For this exercise, write out each entry below exactly as it reads.

(Data records for software interfaces)
================

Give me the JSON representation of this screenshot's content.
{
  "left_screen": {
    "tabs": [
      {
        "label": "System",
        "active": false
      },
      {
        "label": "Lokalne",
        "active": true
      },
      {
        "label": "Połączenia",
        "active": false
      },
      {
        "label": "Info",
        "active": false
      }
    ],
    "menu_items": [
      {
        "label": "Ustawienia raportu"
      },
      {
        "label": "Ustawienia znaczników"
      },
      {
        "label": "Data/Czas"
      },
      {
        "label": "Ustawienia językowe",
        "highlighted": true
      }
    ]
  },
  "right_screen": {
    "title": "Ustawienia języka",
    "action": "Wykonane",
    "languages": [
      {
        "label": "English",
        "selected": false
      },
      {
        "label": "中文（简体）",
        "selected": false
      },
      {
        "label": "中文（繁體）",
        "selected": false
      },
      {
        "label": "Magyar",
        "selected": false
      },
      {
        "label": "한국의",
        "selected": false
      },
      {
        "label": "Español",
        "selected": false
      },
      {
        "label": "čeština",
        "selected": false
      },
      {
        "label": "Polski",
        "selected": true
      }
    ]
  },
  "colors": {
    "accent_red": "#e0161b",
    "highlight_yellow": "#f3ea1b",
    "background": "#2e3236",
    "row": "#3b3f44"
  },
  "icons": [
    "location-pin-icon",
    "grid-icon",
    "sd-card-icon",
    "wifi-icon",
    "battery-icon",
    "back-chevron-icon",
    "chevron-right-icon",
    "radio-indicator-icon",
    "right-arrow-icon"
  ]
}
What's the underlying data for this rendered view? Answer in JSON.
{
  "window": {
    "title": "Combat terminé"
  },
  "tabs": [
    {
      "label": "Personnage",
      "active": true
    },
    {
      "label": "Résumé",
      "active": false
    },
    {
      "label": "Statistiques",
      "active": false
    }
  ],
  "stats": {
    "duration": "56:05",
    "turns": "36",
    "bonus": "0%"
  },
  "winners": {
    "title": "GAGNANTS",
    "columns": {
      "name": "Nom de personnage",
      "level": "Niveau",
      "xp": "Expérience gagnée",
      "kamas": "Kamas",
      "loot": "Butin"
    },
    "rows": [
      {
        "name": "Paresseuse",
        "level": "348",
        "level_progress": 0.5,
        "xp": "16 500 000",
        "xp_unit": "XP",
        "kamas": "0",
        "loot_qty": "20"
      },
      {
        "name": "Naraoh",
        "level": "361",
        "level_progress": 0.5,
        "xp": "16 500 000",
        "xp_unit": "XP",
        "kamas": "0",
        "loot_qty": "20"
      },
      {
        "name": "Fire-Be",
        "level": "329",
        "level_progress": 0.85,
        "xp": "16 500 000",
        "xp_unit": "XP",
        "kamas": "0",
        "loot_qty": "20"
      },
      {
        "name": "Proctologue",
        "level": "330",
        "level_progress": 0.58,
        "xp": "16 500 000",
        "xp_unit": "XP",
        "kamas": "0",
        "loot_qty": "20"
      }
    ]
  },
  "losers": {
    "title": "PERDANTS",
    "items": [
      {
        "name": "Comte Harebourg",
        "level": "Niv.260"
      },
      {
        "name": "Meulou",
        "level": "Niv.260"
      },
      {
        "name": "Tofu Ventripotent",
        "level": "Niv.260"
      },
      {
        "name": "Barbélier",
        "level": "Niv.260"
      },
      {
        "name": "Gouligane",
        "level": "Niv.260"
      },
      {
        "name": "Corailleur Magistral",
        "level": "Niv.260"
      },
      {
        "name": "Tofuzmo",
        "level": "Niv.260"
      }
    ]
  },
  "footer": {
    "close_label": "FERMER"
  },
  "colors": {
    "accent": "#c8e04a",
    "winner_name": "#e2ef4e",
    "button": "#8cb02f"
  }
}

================

▶ [RESPONSE TO THE EXERCISE]:
Give me the JSON representation of this screenshot's content.
{
  "left_screen": {
    "tabs": [
      {
        "label": "System",
        "active": false
      },
      {
        "label": "Lokalne",
        "active": true
      },
      {
        "label": "Połączenia",
        "active": false
      },
      {
        "label": "Info",
        "active": false
      }
    ],
    "menu_items": [
      {
        "label": "Ustawienia raportu"
      },
      {
        "label": "Ustawienia znaczników"
      },
      {
        "label": "Data/Czas"
      },
      {
        "label": "Ustawienia językowe",
        "highlighted": true
      }
    ]
  },
  "right_screen": {
    "title": "Ustawienia języka",
    "action": "Wykonane",
    "languages": [
      {
        "label": "English",
        "selected": false
      },
      {
        "label": "中文（简体）",
        "selected": false
      },
      {
        "label": "中文（繁體）",
        "selected": false
      },
      {
        "label": "Magyar",
        "selected": false
      },
      {
        "label": "한국의",
        "selected": false
      },
      {
        "label": "Español",
        "selected": false
      },
      {
        "label": "čeština",
        "selected": false
      },
      {
        "label": "Polski",
        "selected": true
      }
    ]
  },
  "colors": {
    "accent_red": "#e0161b",
    "highlight_yellow": "#f3ea1b",
    "background": "#2e3236",
    "row": "#3b3f44"
  },
  "icons": [
    "location-pin-icon",
    "grid-icon",
    "sd-card-icon",
    "wifi-icon",
    "battery-icon",
    "back-chevron-icon",
    "chevron-right-icon",
    "radio-indicator-icon",
    "right-arrow-icon"
  ]
}
What's the underlying data for this rendered view? Answer in JSON.
{
  "window": {
    "title": "Combat terminé"
  },
  "tabs": [
    {
      "label": "Personnage",
      "active": true
    },
    {
      "label": "Résumé",
      "active": false
    },
    {
      "label": "Statistiques",
      "active": false
    }
  ],
  "stats": {
    "duration": "56:05",
    "turns": "36",
    "bonus": "0%"
  },
  "winners": {
    "title": "GAGNANTS",
    "columns": {
      "name": "Nom de personnage",
      "level": "Niveau",
      "xp": "Expérience gagnée",
      "kamas": "Kamas",
      "loot": "Butin"
    },
    "rows": [
      {
        "name": "Paresseuse",
        "level": "348",
        "level_progress": 0.5,
        "xp": "16 500 000",
        "xp_unit": "XP",
        "kamas": "0",
        "loot_qty": "20"
      },
      {
        "name": "Naraoh",
        "level": "361",
        "level_progress": 0.5,
        "xp": "16 500 000",
        "xp_unit": "XP",
        "kamas": "0",
        "loot_qty": "20"
      },
      {
        "name": "Fire-Be",
        "level": "329",
        "level_progress": 0.85,
        "xp": "16 500 000",
        "xp_unit": "XP",
        "kamas": "0",
        "loot_qty": "20"
      },
      {
        "name": "Proctologue",
        "level": "330",
        "level_progress": 0.58,
        "xp": "16 500 000",
        "xp_unit": "XP",
        "kamas": "0",
        "loot_qty": "20"
      }
    ]
  },
  "losers": {
    "title": "PERDANTS",
    "items": [
      {
        "name": "Comte Harebourg",
        "level": "Niv.260"
      },
      {
        "name": "Meulou",
        "level": "Niv.260"
      },
      {
        "name": "Tofu Ventripotent",
        "level": "Niv.260"
      },
      {
        "name": "Barbélier",
        "level": "Niv.260"
      },
      {
        "name": "Gouligane",
        "level": "Niv.260"
      },
      {
        "name": "Corailleur Magistral",
        "level": "Niv.260"
      },
      {
        "name": "Tofuzmo",
        "level": "Niv.260"
      }
    ]
  },
  "footer": {
    "close_label": "FERMER"
  },
  "colors": {
    "accent": "#c8e04a",
    "winner_name": "#e2ef4e",
    "button": "#8cb02f"
  }
}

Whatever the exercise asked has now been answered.